With Speech-Level Singing, the teacher learns to listen for the singer’s habits and tendencies. These indicate the exercises the singer needs to do in order to have a healthy, stable and balanced voice from the low notes to the high notes. No longer will a singer feel like they have two voices, or that they can’t hit the high notes. No longer will a singer feel like they have to “change” or “manipulate” their voice in order to achieve the desired response.

With Speech-Level Singing, the singer can sing any style they wish. It’s fabulous instruction for musical theatre and classical voices. As for singing rock, we all know there is no way to sing rock without creating some abuse to the vocal cords. However, knowledge is power. SLS can help the singer stay balanced and healthy when not performing, and SLS will teach the singer tips that help create the sound they want with minimal damage.

I wish I started my journey with Speech-Level Singing 30 years ago! Hopefully I’ve inspired you to improve your voice with the SLS method!

Please leave me your comments. I welcome your thoughts!

Singers, has this happened to you?

I haven’t been blogging much lately. I’ve been so busy with the kids, performing at festivals and keeping up with my gigs. The weeks are just flying by. However today, I had a booking that inspired me to share my singing experience with you straight away.

First, let me mention that I’m a seasoned singer. I’ve been singing professionally for years.  And, for the record, sometimes I neglect myself.  Yes, sometimes, I don’t practise what I preach.  By this, I mean, I neglect my voice…I don’t bother to warm-up adequately before a singing performance.  Sometimes I notice, sometimes it doesn’t matter. Today, it definitely mattered. Today, I noticed big-time. Today, I should have warmed-up better.

I always do liproll exercises while I’m driving to bookings. Today was proof that I needed to do more than that, but didn’t.

I could tell right away in the first song that the notes near my bridge (A, B flat) were giving me trouble. If the song was mostly set under my first bridge then I would really “get stuck” when I had to reach the A or B. This is most of my songs! I found I was preoccupied with “warming” into those notes, instead of focusing on the audience and the song.

It took about 45 minutes of careful singing to finally get the notes around my bridge to set in comfortably. By then I was crooning and ready for the night.
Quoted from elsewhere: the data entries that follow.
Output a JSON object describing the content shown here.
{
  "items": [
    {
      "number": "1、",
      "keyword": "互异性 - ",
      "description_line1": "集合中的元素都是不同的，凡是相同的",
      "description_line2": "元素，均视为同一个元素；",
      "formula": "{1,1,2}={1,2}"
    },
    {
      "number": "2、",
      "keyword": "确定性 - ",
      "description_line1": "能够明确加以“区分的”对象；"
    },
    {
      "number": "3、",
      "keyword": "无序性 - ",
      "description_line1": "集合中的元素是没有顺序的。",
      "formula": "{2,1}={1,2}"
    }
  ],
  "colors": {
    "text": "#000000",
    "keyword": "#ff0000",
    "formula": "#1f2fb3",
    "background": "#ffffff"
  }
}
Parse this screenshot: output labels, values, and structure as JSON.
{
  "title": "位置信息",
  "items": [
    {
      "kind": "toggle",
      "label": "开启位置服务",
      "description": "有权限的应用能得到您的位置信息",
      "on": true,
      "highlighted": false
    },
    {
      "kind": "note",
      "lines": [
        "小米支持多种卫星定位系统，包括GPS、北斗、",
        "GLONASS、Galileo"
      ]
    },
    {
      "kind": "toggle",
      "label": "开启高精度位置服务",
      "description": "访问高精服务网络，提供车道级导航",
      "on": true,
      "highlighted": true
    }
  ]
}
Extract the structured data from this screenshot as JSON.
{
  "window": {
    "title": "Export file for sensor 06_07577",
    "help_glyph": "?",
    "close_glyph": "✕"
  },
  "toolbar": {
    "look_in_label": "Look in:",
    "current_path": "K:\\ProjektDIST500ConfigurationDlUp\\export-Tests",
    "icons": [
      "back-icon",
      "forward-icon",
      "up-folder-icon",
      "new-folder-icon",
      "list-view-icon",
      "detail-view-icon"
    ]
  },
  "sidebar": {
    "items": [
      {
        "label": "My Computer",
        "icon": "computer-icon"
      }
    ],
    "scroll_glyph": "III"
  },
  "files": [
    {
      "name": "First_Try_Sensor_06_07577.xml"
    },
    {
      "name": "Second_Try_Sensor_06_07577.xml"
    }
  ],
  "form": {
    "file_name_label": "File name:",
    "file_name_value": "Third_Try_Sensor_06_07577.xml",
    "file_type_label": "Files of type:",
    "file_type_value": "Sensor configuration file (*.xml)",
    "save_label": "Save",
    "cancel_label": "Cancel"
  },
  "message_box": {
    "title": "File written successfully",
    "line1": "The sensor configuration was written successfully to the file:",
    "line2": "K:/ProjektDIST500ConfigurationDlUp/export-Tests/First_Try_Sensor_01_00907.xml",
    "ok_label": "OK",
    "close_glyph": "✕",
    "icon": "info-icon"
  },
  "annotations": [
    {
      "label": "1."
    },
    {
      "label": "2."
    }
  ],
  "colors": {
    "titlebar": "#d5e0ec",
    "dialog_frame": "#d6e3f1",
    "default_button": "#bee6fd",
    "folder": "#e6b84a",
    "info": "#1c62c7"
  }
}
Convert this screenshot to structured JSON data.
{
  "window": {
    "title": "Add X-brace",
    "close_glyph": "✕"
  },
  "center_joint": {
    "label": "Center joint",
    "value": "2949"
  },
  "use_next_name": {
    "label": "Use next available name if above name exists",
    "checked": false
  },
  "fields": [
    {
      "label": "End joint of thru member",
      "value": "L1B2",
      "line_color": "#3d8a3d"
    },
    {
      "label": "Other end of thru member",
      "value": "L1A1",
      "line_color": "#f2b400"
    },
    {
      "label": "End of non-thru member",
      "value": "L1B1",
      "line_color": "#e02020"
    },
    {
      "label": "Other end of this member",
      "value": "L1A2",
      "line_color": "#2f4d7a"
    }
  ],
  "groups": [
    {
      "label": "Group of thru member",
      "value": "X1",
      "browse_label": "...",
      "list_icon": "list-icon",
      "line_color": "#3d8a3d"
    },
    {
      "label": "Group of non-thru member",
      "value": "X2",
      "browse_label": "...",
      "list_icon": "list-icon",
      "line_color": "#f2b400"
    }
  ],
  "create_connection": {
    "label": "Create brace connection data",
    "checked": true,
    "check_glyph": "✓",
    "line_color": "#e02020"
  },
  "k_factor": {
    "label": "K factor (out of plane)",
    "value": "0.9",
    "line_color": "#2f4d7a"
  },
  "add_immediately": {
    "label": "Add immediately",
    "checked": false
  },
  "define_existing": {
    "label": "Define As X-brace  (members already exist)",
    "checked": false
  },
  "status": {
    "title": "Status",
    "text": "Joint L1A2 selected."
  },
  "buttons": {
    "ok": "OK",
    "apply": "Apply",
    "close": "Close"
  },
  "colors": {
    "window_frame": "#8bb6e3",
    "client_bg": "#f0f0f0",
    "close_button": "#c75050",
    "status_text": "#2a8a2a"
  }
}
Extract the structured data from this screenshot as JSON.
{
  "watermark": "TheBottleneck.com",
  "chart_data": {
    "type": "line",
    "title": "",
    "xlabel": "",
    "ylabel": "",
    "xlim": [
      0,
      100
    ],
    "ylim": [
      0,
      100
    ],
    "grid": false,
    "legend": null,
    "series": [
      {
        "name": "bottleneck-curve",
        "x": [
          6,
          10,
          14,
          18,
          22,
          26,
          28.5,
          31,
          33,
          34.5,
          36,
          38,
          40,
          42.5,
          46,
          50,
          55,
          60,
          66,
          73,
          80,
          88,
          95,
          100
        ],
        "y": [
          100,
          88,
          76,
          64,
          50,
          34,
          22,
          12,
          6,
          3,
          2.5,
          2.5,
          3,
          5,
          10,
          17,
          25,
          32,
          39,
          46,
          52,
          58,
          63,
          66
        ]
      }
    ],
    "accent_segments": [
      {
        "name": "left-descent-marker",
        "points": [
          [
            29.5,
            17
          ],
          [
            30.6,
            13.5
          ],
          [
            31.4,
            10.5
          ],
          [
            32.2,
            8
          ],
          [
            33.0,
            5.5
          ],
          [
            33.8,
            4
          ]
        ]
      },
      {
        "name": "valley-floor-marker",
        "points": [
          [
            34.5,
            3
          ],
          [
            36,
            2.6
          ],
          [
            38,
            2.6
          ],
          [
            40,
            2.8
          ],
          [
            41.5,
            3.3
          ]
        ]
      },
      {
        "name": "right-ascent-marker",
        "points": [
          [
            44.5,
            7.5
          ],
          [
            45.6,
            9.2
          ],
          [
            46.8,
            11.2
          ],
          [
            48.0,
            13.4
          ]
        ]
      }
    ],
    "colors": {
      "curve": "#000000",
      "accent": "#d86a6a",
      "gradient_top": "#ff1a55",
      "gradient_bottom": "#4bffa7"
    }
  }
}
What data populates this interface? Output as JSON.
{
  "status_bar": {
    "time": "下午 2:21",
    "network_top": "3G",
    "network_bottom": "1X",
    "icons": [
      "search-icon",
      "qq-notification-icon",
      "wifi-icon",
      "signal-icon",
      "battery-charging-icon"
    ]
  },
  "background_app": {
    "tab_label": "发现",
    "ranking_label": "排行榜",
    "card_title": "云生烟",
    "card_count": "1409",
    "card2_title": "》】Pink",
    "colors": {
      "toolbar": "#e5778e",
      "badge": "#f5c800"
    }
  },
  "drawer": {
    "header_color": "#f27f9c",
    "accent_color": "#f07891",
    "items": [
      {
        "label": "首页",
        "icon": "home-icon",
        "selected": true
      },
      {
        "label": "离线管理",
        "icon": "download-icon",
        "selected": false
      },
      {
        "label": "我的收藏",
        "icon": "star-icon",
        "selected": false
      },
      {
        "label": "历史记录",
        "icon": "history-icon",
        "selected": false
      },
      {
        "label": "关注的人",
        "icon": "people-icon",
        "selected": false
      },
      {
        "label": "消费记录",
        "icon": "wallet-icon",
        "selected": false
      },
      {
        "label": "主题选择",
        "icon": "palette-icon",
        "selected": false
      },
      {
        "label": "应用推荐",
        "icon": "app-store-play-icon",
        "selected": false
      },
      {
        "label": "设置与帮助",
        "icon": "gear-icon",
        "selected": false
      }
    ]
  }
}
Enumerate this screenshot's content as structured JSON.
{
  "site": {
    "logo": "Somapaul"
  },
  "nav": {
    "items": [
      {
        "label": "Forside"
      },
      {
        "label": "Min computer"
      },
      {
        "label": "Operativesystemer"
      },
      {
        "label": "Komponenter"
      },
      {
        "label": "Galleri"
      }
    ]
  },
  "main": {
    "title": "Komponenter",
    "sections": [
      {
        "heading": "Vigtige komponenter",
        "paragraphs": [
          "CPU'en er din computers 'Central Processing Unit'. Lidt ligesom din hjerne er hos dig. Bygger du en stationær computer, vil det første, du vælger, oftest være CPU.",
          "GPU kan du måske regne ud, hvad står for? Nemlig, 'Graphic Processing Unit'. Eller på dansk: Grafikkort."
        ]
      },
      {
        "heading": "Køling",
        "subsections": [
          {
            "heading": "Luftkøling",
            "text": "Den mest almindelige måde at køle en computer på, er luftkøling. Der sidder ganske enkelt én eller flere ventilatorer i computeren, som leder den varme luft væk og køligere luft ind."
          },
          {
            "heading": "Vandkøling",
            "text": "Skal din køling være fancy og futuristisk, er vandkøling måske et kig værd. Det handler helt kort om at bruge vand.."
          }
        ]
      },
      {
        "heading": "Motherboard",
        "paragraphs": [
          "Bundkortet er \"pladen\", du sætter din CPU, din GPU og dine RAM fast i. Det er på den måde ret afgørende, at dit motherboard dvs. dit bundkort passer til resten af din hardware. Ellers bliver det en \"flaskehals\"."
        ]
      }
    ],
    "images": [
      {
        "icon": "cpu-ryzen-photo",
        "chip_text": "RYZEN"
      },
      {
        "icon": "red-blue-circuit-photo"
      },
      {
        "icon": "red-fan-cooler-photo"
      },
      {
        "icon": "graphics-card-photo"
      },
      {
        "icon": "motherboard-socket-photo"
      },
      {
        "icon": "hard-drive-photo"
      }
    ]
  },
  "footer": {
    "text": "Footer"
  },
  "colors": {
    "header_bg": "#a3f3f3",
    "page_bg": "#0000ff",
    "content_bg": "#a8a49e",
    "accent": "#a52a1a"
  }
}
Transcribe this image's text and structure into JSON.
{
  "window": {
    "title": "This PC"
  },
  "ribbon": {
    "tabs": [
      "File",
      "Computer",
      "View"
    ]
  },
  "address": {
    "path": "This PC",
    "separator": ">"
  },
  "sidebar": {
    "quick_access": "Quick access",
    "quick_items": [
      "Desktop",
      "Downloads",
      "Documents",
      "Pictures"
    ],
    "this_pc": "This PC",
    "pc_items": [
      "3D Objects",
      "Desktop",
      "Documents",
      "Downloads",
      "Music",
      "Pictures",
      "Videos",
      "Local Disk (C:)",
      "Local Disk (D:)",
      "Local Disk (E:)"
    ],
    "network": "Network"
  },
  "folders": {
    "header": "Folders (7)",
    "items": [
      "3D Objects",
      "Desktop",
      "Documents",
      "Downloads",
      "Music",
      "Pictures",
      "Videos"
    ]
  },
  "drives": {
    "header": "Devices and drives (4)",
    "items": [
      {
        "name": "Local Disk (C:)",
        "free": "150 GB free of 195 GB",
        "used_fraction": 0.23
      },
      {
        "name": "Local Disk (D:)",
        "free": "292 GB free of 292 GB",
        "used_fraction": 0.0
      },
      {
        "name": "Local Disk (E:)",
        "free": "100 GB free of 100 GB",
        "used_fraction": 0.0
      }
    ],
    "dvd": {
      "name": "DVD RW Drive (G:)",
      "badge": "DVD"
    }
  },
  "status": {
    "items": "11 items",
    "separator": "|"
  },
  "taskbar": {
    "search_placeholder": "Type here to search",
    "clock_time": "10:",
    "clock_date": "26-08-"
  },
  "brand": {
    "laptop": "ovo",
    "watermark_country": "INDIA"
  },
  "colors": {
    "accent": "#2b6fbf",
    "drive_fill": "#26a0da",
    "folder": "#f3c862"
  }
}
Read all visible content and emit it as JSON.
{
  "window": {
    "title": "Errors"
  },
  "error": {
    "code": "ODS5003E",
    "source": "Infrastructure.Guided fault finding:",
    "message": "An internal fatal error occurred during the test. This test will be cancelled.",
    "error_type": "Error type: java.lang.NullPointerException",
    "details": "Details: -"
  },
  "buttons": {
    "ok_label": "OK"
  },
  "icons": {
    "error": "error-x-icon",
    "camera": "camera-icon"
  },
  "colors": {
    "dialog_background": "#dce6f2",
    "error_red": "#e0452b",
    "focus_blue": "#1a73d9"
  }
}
The problem is, the gig was almost over! Only 15 minutes left!  By the end of the gig, I was very warmed-up and ready to sing.

This has happened to me before. You would think I would know better. After all, I’m a singing coach. I preach about warming up the voice adequately all the time…………maybe next time I’ll learn, ha! Don’t let it happen to you!

Were you labelled tone-deaf?

Teachers have learned a lot from the previous generation. We have learned that one of most detrimental things that can be said to a child is that they sound bad and they can’t sing. These children grow up into adults who have never experienced proper pitch matching in a song, and therefore have never really experienced the true joy of singing. They have been labelled tone-deaf.

Many children who have trouble singing on key are children with deep or lower speaking voices. Music played in elementary school is generally written in a key that takes the song up to and over high C. This can be challenging for children whose speaking voices are lower because their speaking voice is further away from their head voice.

When encountering a child who has trouble with pitch, it is necessary to first put songs in the key that is close to their speaking voice. This is where singing starts….at speech level. Then raise the key of the song by semi-tones with careful attention to the pitches that start getting higher than A above middle C. This is where their speech level must adapt to get the correct pitch. Do simple 5 tone scale exercises with them, and make sure they match the pitch. Give them lots of praise when they find the coordination that is necessary to find those pitches. Let them know when they are doing it correctly, so they know what they have to do …. over and over and over. Once they memorize the feeling of singing in their head voice, they will have much less trouble matching pitch.

The same theory goes for adults who have trouble matching pitch.  An adult needs to find the right teacher who can help retrain the vocal cords to stretch out and thin as they go higher in pitch. It will probably take longer to retrain an adult than a child simply because an adult has been in the habit of singing off key for much longer. Their vocal cords have not been experiencing the coordination necessary to match pitch and sing higher pitches.